Supplied material:

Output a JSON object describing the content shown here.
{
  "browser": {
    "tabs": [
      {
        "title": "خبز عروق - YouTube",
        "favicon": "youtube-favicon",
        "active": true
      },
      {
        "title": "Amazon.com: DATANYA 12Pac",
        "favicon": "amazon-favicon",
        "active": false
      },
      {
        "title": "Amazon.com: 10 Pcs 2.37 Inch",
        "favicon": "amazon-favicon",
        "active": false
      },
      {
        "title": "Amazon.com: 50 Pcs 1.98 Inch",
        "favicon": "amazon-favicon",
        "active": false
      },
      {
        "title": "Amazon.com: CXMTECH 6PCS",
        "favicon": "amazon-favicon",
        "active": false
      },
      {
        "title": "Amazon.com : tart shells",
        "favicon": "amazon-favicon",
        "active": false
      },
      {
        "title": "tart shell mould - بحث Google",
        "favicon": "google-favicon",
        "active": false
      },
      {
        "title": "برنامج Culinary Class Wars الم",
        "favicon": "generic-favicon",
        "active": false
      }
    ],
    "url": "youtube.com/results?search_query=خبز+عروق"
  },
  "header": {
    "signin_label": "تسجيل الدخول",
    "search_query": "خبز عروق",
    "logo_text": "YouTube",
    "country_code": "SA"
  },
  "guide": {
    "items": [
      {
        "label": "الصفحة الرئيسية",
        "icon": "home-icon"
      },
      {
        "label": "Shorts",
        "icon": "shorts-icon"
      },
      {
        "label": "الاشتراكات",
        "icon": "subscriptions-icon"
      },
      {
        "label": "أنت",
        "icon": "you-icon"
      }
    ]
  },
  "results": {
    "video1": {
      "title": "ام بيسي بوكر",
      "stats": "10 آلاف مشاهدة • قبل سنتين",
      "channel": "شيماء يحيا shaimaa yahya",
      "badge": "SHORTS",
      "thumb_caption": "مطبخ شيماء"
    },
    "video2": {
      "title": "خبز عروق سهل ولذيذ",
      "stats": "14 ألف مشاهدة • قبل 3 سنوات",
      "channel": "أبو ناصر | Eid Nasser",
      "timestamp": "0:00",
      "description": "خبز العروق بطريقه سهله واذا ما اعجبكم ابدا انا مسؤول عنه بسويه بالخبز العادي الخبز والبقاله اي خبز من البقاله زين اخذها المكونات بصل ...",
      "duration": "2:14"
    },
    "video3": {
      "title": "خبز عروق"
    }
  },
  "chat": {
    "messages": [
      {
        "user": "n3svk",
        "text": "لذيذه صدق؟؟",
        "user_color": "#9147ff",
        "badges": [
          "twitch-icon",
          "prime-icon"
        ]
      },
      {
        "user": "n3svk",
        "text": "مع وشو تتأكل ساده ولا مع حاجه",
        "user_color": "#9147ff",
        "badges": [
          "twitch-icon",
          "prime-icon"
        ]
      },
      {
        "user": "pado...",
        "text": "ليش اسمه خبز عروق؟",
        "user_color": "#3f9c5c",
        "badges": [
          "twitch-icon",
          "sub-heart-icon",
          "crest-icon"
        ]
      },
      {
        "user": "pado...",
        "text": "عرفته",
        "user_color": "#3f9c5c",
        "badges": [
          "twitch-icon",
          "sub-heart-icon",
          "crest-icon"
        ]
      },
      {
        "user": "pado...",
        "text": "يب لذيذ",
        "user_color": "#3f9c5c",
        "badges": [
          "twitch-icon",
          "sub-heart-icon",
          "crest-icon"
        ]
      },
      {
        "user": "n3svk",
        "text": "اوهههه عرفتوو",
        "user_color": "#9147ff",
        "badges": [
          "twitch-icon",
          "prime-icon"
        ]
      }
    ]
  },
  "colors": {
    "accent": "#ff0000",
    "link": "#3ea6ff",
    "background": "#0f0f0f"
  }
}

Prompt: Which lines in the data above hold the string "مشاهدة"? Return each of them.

Final answer:
      "stats": "10 آلاف مشاهدة • قبل سنتين",
      "stats": "14 ألف مشاهدة • قبل 3 سنوات",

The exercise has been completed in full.